Available data.

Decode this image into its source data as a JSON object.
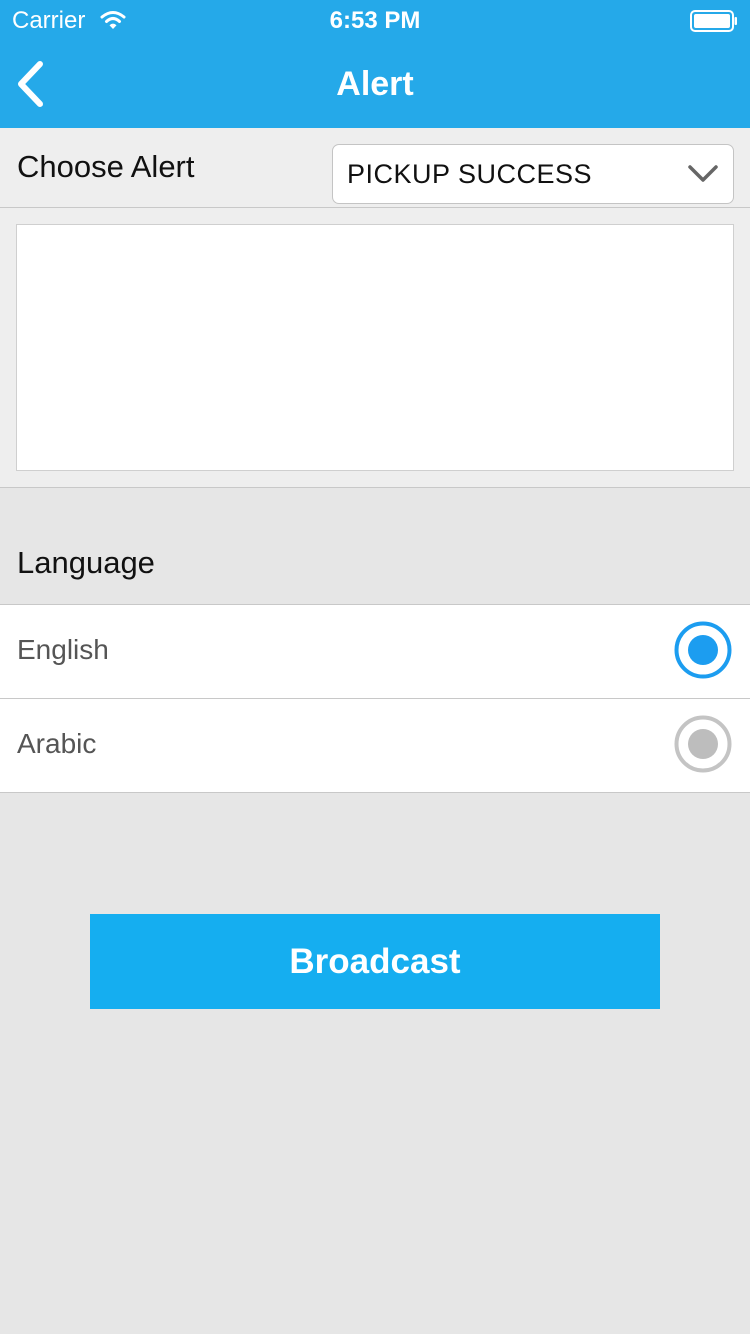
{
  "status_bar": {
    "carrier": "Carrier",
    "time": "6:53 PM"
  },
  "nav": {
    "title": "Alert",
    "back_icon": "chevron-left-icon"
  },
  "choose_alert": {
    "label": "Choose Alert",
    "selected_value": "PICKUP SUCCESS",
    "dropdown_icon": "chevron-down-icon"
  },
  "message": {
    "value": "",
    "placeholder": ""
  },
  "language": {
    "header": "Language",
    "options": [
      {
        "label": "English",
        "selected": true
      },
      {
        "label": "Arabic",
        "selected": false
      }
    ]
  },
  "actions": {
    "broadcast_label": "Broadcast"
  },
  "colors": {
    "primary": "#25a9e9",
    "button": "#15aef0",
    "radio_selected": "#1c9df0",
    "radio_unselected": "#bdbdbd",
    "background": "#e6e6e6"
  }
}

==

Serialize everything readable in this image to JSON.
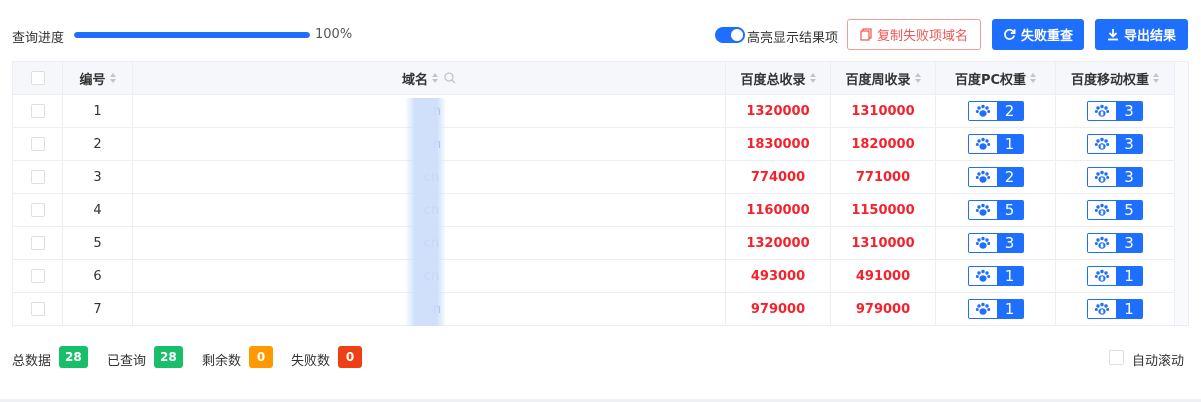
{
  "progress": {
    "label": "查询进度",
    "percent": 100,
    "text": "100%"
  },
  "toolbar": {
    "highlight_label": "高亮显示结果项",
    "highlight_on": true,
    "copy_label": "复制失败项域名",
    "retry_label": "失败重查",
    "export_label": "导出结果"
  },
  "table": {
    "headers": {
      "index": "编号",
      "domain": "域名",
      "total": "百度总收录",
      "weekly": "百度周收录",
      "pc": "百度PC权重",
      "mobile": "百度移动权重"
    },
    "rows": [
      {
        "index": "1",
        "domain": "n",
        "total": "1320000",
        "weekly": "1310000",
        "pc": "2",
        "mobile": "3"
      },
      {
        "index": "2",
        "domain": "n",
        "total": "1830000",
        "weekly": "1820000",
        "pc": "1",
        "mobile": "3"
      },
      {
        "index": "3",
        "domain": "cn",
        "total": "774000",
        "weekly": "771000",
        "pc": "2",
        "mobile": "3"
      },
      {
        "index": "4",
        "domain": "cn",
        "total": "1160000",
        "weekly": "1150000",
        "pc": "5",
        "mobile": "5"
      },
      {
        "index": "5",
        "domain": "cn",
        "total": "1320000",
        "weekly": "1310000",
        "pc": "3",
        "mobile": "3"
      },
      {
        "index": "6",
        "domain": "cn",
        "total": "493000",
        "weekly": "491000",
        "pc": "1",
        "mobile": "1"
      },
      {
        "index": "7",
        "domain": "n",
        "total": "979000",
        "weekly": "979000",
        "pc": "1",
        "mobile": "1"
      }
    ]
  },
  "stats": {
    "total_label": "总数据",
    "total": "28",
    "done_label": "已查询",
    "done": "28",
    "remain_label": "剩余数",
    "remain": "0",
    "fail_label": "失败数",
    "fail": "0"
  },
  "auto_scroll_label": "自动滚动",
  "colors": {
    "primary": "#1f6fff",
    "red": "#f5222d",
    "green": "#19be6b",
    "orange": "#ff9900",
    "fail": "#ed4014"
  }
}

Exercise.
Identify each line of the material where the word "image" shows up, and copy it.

Output of the task.
Decode this image into its source data as a JSON object.
Serialize everything readable in this image to JSON.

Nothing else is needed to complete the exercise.